(This article was originally posted on “The Living Church” and is reposted with permission.)
More than a dozen members of the U.S. Congress have offered their solidarity with those targeted by the Islamic State (ISIS) jihadists. The three senators and thirteen representatives addressed over a thousand participants in the inaugural In Defense of Christians summit at the U.S. Capitol Visitor Center. They pledged to stand with persecuted Christians, Yazidis, and other religious minorities in the Middle East.
In Defense of Christians united Christians of Middle Eastern descent from Iraq, Syria, Egypt, and Lebanon, along with church leaders from the Middle East representing Orthodox, Roman Catholic, and other communions in the region. They called attention to the plight of their brothers and sisters, particularly in Iraq and Syria.
The summit began September 9 with an ecumenical prayer service, before the work of advocacy began in earnest on Wednesday.
That morning, summit delegates were transported from the Omni Shoreham Hotel to Capitol Hill to hear from the members of Congress. Before the American political leaders spoke, Nina Shea, director of theCenter for Religious Freedom at the Hudson Institute, and Robert Destro, professor at The Catholic University of America’s Columbus School of Law, prepared the summit participants for their advocacy. Two members of the National Assembly of France, M. François Pupponi and Henri Jibrayel, also addressed the group.
Following Washington protocol, Sens. Jim Inhofe (R-OK) and Rob Portman (R-OH) spoke first. Inhofe shared success stories from his longtime advocacy in Africa. Portman quoted from the last prepared speech of President John F. Kennedy, which was to have been delivered on the day he was assassinated: “We, in this country, in this generation, are — by destiny rather than by choice — the watchmen on the walls of world freedom.”
Portman introduced, with Sen. Debbie Stabenow (D-MI), a resolution calling for action to protect Iraqi Christians. When Stabenow arrived later she also stressed that it was “America’s responsibility” to stop ISIS and protect Iraqi Christians.
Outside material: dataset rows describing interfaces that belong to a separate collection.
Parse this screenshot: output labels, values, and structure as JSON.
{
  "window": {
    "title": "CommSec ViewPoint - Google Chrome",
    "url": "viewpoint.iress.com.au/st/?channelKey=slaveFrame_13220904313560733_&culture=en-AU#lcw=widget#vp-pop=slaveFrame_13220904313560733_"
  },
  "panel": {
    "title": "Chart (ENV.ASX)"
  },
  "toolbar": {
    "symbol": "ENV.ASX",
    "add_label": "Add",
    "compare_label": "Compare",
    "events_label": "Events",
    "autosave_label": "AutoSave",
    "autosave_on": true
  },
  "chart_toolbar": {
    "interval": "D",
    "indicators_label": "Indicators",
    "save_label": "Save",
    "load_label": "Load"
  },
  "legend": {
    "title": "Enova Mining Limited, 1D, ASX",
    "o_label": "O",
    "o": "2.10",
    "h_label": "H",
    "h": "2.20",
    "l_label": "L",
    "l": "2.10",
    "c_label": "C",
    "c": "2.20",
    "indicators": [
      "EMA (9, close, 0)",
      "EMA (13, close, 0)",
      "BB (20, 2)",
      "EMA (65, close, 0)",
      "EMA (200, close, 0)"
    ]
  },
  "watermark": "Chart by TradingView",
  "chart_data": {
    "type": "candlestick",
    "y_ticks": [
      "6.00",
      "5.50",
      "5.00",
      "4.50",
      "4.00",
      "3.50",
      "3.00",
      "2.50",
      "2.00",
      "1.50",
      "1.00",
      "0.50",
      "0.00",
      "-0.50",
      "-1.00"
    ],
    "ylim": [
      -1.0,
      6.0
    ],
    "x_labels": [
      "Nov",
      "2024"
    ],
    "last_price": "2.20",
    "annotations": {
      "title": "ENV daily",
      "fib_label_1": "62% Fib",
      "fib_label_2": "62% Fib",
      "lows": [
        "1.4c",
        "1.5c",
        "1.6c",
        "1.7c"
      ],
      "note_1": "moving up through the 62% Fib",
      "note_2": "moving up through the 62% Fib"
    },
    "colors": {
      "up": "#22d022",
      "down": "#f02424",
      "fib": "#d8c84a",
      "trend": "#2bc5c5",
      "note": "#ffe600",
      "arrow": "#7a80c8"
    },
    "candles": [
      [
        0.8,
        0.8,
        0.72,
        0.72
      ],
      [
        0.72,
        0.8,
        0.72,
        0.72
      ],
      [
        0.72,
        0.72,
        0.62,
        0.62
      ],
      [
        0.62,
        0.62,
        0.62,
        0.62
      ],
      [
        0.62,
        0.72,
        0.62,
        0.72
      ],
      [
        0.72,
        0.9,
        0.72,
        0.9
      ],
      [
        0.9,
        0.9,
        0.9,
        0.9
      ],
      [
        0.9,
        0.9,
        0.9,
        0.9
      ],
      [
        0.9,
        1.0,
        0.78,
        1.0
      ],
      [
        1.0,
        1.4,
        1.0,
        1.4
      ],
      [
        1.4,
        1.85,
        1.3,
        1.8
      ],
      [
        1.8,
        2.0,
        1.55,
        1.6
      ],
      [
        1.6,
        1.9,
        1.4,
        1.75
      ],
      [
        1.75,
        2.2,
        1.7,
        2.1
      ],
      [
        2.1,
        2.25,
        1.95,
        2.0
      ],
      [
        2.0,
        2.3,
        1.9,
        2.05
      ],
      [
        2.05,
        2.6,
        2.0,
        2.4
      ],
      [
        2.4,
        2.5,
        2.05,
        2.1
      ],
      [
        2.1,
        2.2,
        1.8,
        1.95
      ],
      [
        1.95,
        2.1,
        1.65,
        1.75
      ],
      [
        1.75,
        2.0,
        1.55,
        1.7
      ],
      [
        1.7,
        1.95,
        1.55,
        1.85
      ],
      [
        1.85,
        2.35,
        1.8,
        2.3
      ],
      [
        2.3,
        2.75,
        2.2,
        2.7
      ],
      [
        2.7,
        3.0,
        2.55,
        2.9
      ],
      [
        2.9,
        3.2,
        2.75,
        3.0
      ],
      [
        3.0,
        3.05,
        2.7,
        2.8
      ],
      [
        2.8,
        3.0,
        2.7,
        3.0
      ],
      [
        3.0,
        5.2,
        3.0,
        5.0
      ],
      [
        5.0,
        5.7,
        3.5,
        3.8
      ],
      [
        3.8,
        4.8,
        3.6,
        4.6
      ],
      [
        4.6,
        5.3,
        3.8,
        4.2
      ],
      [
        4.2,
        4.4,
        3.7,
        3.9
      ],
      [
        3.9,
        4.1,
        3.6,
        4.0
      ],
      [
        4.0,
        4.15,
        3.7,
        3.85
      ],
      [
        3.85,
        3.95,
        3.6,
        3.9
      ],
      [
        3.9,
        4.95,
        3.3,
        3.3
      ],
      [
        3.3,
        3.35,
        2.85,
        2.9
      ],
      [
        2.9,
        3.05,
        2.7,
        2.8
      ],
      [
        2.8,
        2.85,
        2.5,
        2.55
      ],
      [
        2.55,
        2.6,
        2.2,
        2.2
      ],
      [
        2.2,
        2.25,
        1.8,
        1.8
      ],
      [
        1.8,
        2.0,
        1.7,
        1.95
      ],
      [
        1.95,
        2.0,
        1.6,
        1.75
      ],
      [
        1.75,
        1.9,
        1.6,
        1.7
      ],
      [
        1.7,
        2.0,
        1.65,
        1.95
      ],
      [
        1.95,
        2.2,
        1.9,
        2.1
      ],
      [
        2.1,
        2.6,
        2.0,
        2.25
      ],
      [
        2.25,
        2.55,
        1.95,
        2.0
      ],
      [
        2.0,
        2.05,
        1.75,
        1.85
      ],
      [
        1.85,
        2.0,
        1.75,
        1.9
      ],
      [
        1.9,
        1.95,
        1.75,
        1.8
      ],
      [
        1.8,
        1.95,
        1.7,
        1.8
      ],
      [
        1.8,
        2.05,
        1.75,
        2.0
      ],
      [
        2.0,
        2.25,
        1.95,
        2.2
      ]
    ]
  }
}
Members of the House also represented both sides of the political aisle. Democrats included Jim McGovern (Mass.), Anna Eshoo (Calif.), Brad Sherman (Calif.), and Dan Lipinski (Ill.). Republicans speakers were Jeff Fortenberry (Neb.), Adam Kinzinger (Ill.), Rob Wittman (Va.), Chris Smith (N.J.), Kay Granger (Texas), Gus Bilirakis (Fla.), Darrell Issa (Calif.), Joe Pitts (Pa.), and Kerry Bentivolio (Mich.).
“The people in this room did not need to see two journalists beheaded to know how evil ISIS is,” Rep. Sherman said.
“Now is not the time to waiver, but to stand tall,” Rep. Grainger said.
Resisting persecution of Christians in the Middle East should be a “top priority for all of us,” Rep. Bilirakis said. “As we confront radical Islam, I will never back off and I will never back down.”
“America needs to speak with the moral clarity that we have not spoken with for a long time,” Rep. Issa said.
Rep. Pitts warned that although he believed he understood the motives for some recent U.S. foreign policy decisions, they are “failed policies” and undermined “our fight against terrorism.”
Rep. Kinzinger, a U.S. Air Force pilot and veteran of both the Iraq and Afghanistan wars, said that soon “ISIS is going to hear the sound of a combat fighter jet.”
Rep. Fortenberry was accompanied on stage by a large posterboard on an easel. As he spoke, the poster was turned around to display the nun, the Arabic letter “N” for Nasara, the name by which Middle Eastern Muslims identify Christians. ISIS has spray-painted the symbol on the homes of Iraqi Christians as a threat that they would be forced to convert, pay the jizya (tax for non-Muslims), or die. It has now become a symbol of solidarity and remembrance with the persecuted.
Rep. Chris Smith and French MP Henri Jibrayel offered two haunting statements.
Smith, a longtime defender of the persecuted church around the world, summarized the history of the International Religious Freedom Act (IRFA), passed by Congress and into law by President Clinton in 1998.
“It should have been a game-changer,” he said, explaining how IRFA provided information on the most egregious situations of persecution around the world. But strong actions have not followed. “It’s not for lack of knowledge,” he said. “It is for lack of commitment.”
Jibrayel reminded IDS participants of the ISIS-declared emergence of the Caliphate, calling it a “threat to both the region and beyond.” He condemned widespread silence in the face of this Islamic threat: “In the Middle East and in Africa, silence is not ‘golden’ anymore. Silence is full of blood.”
“We must act now to protect the people in the Middle East,” Rep. Lipinski said.
And Rep. Bentivolio added: “Every freedom-loving man, woman, and child must be engaged in this fight.”